As supply chains become more elongated and complex, gathering the necessary data to make sourcing, transportation and customs compliance decisions is becoming more complex. Some large companies are gaining a competitive advantage because they understand and leverage the linkages between logistics and compliance data.
But most traders aren’t taking advantage of the opportunities available from better management of trade data. That’s one of the key takeaways from this year’s edition of American Shipper
’s benchmark survey on import compliance (available online under the “Research” tab on the Website). Two-thirds of shipper respondents admit they still use spreadsheets or other manual process for import operations and compliance.
According to the study, the top two concerns of import managers are customs delays at ports of entry and the increasing cost of compliance.
Automation can help solve that and further enable efficient trading operations. Global Trade Management systems are good at taking data used in various corporate activities, such as purchase orders, transportation contracts or Food and Drug Administration forms, and reusing it to create accurate and complete customs entries and related documents. They augment the transactional data with product attributes to simplify valuation, classification, country of origin, and other reporting requirements.
GTM systems also prevent users from providing incomplete or inaccurate information with edits that flag errors before closing out a document and by using existing data in enterprise resource planning systems so it doesn’t have to be re-keyed into the system.
The study shows that systems-based shippers process more than three-times the number of entries than manual shippers, yet require only twice the full-time equivalent employees that manual shippers do. That efficiency enables systems-based shippers to maintain more complex import supply chains. On average, they import from 62 percent more countries of origin, and answer to nearly 40 percent more regulatory agencies. Companies seem to be holding back on IT investment because of cost, or a perception that the return on investment is minimal.
As the responsibilities of logistics and compliance personnel proliferate, trade grows, developing nations join more free trade agreements — which are chock full of rules about preferential duty rates — and the cost of compliance continues to rise, the need for database applications will grow, Ty Bordner, vice president product management and solutions consulting at GTM provider Amber Road, said on American Shipper’s June 13 webinar (Two Worlds Collide: The Challenges and Benefits of Blending Import Operations and Compliance
, available online under the “Webinars” tab).
Electronic data is the key variable and there are multiple ways to obtain it, he said. In related-party transactions, the export information can easily become the import information on the other side. Unrelated companies can obtain information they don’t control themselves through collaborative supplier portals. And, of course, EDI exchanges are another source of data.
GTM systems can help reduce transportation costs by 5 to 8 percent and cycle stock inventory 10 to 15 percent, compress order cycle times by four to seven days, and improve on-time delivery by 20 to 200 percent, Bordner said.
But as everyone who has worked with software programs knows, garbage in equals garbage out. GTM systems need good data too to be a valuable decision support tool.

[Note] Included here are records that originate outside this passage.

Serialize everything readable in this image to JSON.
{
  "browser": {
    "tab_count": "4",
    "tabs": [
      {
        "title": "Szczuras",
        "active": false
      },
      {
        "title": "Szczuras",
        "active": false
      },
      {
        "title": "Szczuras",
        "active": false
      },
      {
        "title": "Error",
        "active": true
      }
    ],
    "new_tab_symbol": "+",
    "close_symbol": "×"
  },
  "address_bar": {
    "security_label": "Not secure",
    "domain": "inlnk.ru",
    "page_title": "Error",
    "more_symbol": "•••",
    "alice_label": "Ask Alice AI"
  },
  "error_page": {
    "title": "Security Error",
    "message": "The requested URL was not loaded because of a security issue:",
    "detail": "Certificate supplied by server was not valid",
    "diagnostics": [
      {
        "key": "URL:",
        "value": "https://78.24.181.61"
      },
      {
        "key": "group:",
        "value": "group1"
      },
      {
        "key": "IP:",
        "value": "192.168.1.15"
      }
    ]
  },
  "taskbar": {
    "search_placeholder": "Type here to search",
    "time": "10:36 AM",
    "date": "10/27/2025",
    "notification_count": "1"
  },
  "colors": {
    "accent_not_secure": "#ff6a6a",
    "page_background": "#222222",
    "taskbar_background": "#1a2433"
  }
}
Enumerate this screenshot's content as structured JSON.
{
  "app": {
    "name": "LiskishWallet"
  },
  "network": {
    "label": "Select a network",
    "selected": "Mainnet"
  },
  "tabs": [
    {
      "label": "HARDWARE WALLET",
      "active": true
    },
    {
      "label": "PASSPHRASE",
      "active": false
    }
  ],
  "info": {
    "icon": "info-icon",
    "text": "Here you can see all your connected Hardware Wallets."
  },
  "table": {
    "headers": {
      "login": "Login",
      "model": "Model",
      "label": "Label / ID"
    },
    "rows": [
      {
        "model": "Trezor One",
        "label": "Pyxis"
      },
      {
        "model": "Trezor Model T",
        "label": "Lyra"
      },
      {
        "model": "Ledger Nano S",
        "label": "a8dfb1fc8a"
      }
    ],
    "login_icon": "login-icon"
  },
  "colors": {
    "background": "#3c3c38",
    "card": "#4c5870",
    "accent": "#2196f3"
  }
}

One way companies can help ensure they are getting the necessary data to the right place is through a global trade training program.
The study recommends shippers provide customized training to personnel in various parts of the company so they understand how their job functions impact import operations and compliance. For example, the order management team is responsible for entering accurate information into the enterprise resource planning system that will later be used for classification, country of origin management or security screening. The research and development department must share product roadmaps with trade compliance and advise of any function, feature, or sourcing modifications so that classification and duty exposure can be assessed and country of origin can be determined. And the finance department should team with trade compliance to establish valuation methodologies that are also appropriate for customs purposes.
Get those relationships right and you’re well on the way to minimizing your total landed cost and maximizing efficiency.
Another best practice identified in the study is auditing one’s customs filings to make sure a company’s internal controls are strong and mistakes aren’t being perpetuated that can lead to costly regulatory sanctions.
A small subset of shippers — 7 percent in the survey — don’t audit at all. Andrea Appell, a director at consultant BPE Global who co-authored the study, said on the webinar that without auditing one’s customs filings there is no way to know if a company is in compliance with trade rules or just getting lucky for not getting caught.
People balance their checkbooks to check their budgets, weigh themselves to make sure they are sticking with their diet and exercise programs and try different routes to work to make sure their commutes are following the path of least resistance. All these actions are an audit to verify things are working properly, so why wouldn’t a company audit its customs operations, she rhetorically asked.
“No training and no auditing points to an extremely weak internal controls program that exposes importers to fines, penalties or even the loss of trading privileges,” Appell said.